START Dataset records

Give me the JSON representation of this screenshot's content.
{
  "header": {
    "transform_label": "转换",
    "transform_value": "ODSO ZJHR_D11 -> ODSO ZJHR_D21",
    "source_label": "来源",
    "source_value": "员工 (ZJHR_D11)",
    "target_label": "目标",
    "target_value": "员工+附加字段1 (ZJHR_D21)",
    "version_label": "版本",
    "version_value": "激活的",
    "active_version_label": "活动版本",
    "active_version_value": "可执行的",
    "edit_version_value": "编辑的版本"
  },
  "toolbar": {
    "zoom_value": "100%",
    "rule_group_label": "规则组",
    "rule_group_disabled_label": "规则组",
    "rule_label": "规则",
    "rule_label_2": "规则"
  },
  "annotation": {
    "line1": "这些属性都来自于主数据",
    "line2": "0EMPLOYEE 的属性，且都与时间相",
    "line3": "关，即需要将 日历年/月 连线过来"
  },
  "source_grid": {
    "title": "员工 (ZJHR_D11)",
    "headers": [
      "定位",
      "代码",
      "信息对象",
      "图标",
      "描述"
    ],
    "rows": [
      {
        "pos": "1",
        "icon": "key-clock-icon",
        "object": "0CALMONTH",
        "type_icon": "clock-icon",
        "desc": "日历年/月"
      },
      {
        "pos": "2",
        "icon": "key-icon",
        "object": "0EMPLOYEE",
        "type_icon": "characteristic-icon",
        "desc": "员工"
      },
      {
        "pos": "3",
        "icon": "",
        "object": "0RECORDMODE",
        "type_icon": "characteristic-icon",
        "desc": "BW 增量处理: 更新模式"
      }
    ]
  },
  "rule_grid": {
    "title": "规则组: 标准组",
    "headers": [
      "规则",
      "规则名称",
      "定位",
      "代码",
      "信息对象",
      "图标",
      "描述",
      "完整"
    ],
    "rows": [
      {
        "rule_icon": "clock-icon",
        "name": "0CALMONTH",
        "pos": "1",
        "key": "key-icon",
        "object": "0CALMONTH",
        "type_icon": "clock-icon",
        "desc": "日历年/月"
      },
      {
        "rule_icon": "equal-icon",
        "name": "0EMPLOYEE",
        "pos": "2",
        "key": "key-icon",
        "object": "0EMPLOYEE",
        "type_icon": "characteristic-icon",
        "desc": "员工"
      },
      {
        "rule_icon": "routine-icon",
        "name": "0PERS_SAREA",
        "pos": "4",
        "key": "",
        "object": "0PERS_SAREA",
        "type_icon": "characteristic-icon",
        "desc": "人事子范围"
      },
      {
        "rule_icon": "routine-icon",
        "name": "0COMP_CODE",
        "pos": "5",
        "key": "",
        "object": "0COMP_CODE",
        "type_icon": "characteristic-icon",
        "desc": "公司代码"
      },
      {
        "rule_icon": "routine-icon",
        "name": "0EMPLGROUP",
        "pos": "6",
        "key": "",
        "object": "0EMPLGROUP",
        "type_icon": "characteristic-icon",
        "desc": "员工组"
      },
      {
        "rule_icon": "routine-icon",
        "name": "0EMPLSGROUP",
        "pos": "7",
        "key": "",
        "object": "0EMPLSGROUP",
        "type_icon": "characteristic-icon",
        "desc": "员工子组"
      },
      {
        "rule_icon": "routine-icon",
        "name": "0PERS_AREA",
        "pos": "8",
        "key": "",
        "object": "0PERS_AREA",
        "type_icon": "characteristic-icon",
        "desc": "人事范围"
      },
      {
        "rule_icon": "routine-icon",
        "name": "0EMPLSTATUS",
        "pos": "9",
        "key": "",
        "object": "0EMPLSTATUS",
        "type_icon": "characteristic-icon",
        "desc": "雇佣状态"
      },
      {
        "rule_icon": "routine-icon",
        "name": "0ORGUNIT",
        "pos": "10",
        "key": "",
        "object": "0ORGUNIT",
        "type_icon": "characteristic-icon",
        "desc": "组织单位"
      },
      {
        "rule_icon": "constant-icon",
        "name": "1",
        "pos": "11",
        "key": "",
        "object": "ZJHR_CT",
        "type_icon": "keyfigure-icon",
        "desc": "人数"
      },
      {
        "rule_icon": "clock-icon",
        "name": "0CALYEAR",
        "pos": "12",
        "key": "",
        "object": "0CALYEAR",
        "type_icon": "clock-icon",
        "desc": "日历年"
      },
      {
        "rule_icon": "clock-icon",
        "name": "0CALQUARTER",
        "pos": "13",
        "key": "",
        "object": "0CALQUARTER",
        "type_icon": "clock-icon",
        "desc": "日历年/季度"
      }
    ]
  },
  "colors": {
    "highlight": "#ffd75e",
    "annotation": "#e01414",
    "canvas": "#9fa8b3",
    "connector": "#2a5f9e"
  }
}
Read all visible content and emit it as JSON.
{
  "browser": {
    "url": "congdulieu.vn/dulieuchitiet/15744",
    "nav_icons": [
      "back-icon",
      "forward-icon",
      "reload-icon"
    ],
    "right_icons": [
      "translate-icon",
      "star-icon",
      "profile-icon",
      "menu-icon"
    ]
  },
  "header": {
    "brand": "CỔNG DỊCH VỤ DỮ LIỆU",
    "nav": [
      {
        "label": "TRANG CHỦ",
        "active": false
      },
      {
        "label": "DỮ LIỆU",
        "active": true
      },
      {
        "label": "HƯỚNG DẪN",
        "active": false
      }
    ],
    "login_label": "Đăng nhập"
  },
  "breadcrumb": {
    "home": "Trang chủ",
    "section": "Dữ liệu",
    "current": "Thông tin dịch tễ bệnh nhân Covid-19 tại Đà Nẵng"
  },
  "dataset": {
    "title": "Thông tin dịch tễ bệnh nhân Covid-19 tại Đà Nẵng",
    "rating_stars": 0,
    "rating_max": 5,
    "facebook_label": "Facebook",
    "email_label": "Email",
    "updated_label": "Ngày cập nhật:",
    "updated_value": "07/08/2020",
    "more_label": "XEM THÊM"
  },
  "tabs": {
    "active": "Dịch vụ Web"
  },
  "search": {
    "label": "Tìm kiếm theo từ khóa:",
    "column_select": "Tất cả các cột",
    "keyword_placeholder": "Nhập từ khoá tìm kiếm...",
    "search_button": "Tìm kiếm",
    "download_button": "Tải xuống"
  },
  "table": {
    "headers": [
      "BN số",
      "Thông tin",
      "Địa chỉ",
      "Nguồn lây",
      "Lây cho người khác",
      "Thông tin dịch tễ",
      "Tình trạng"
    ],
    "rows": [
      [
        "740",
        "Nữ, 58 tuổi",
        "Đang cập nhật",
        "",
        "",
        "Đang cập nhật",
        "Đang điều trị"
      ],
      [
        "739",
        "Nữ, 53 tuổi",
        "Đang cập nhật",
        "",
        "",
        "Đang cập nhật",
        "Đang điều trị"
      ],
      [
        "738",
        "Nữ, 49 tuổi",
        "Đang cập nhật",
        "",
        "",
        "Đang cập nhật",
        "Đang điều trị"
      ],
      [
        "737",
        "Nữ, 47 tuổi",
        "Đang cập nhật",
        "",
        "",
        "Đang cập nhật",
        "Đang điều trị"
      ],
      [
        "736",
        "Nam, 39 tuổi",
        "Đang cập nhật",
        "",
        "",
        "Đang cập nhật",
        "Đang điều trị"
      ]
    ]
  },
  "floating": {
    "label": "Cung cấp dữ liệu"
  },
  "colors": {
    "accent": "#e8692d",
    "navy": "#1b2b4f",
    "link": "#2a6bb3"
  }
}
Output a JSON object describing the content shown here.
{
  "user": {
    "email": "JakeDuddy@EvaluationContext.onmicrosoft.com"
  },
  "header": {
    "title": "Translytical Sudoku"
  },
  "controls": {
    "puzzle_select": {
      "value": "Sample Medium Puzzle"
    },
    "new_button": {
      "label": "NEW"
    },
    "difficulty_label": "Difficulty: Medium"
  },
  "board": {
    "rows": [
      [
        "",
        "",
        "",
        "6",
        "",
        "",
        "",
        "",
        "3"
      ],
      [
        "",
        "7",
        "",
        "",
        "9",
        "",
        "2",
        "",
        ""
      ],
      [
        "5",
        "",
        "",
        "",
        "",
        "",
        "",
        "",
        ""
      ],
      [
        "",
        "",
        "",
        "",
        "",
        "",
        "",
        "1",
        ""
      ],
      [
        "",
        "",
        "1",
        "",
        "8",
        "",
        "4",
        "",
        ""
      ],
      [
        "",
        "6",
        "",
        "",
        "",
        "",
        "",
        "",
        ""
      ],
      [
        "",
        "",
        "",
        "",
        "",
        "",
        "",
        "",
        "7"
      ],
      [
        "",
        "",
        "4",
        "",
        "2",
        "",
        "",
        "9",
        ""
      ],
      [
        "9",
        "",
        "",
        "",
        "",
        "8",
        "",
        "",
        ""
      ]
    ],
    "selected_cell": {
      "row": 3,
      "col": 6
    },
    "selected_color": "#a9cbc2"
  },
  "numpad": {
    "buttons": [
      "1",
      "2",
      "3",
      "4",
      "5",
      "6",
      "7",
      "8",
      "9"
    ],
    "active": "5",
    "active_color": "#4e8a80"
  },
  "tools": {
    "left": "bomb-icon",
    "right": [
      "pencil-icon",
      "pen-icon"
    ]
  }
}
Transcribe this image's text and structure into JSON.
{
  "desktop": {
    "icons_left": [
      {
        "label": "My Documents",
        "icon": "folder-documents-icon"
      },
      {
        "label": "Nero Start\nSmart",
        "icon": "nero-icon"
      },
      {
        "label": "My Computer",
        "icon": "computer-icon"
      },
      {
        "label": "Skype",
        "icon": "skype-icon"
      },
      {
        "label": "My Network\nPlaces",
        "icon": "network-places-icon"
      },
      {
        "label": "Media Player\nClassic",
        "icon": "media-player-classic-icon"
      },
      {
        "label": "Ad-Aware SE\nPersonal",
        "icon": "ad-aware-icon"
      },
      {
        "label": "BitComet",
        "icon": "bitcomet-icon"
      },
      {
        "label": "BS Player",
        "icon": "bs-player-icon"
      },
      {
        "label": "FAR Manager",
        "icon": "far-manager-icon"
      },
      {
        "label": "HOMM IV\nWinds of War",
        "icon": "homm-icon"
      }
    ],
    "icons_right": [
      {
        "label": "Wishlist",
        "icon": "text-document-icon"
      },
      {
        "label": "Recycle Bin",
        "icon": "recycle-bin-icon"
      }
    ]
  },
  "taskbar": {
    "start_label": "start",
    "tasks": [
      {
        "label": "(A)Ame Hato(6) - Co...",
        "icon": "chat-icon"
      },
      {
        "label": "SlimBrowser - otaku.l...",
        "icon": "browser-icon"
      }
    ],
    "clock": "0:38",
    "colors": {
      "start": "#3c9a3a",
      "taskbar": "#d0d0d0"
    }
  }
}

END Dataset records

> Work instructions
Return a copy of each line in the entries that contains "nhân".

> Exercise output
    "current": "Thông tin dịch tễ bệnh nhân Covid-19 tại Đà Nẵng"
    "title": "Thông tin dịch tễ bệnh nhân Covid-19 tại Đà Nẵng",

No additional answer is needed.